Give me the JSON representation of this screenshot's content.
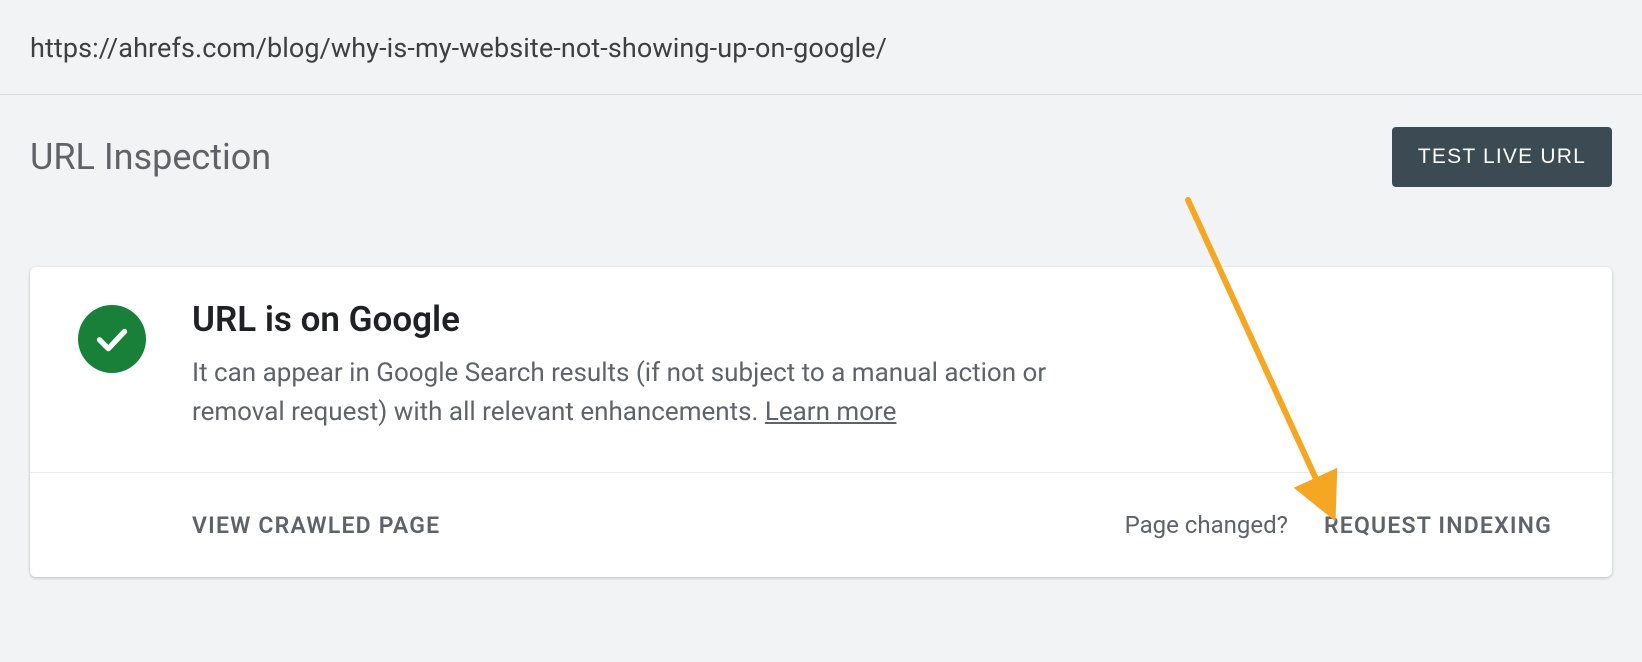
{
  "url_bar": {
    "url": "https://ahrefs.com/blog/why-is-my-website-not-showing-up-on-google/"
  },
  "header": {
    "title": "URL Inspection",
    "test_live_label": "TEST LIVE URL"
  },
  "card": {
    "status_icon": "checkmark-circle-green",
    "status_color": "#188038",
    "title": "URL is on Google",
    "description": "It can appear in Google Search results (if not subject to a manual action or removal request) with all relevant enhancements. ",
    "learn_more_label": "Learn more",
    "view_crawled_label": "VIEW CRAWLED PAGE",
    "page_changed_label": "Page changed?",
    "request_indexing_label": "REQUEST INDEXING"
  },
  "annotation": {
    "arrow_color": "#f5a623"
  }
}
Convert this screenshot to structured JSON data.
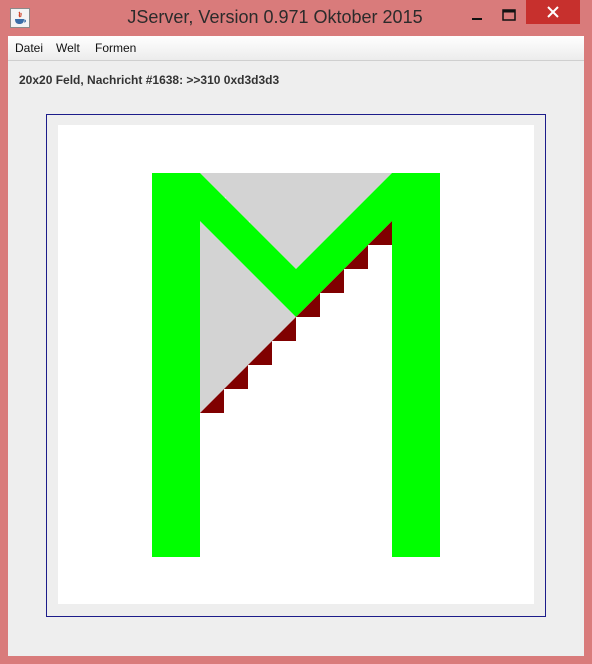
{
  "window": {
    "title": "JServer, Version 0.971 Oktober 2015",
    "icon": "java-icon",
    "controls": [
      "minimize-icon",
      "maximize-icon",
      "close-icon"
    ]
  },
  "menubar": {
    "items": [
      {
        "label": "Datei"
      },
      {
        "label": "Welt"
      },
      {
        "label": "Formen"
      }
    ]
  },
  "status": {
    "text": "20x20 Feld, Nachricht #1638: >>310 0xd3d3d3"
  },
  "board": {
    "grid_size": "20x20",
    "colors": {
      "letter": "#00ff00",
      "fill": "#d3d3d3",
      "stair": "#800000",
      "background": "#ffffff",
      "frame": "#1c1c8a"
    }
  }
}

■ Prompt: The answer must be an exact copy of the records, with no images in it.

■ Exercise solution:
Give me the JSON representation of this screenshot's content.
{
  "url_bar": {
    "url": "https://ahrefs.com/blog/why-is-my-website-not-showing-up-on-google/"
  },
  "header": {
    "title": "URL Inspection",
    "test_live_label": "TEST LIVE URL"
  },
  "card": {
    "status_icon": "checkmark-circle-green",
    "status_color": "#188038",
    "title": "URL is on Google",
    "description": "It can appear in Google Search results (if not subject to a manual action or removal request) with all relevant enhancements. ",
    "learn_more_label": "Learn more",
    "view_crawled_label": "VIEW CRAWLED PAGE",
    "page_changed_label": "Page changed?",
    "request_indexing_label": "REQUEST INDEXING"
  },
  "annotation": {
    "arrow_color": "#f5a623"
  }
}
Convert this screenshot to structured JSON data.
{
  "window": {
    "title": "JServer, Version 0.971 Oktober 2015",
    "icon": "java-icon",
    "controls": [
      "minimize-icon",
      "maximize-icon",
      "close-icon"
    ]
  },
  "menubar": {
    "items": [
      {
        "label": "Datei"
      },
      {
        "label": "Welt"
      },
      {
        "label": "Formen"
      }
    ]
  },
  "status": {
    "text": "20x20 Feld, Nachricht #1638: >>310 0xd3d3d3"
  },
  "board": {
    "grid_size": "20x20",
    "colors": {
      "letter": "#00ff00",
      "fill": "#d3d3d3",
      "stair": "#800000",
      "background": "#ffffff",
      "frame": "#1c1c8a"
    }
  }
}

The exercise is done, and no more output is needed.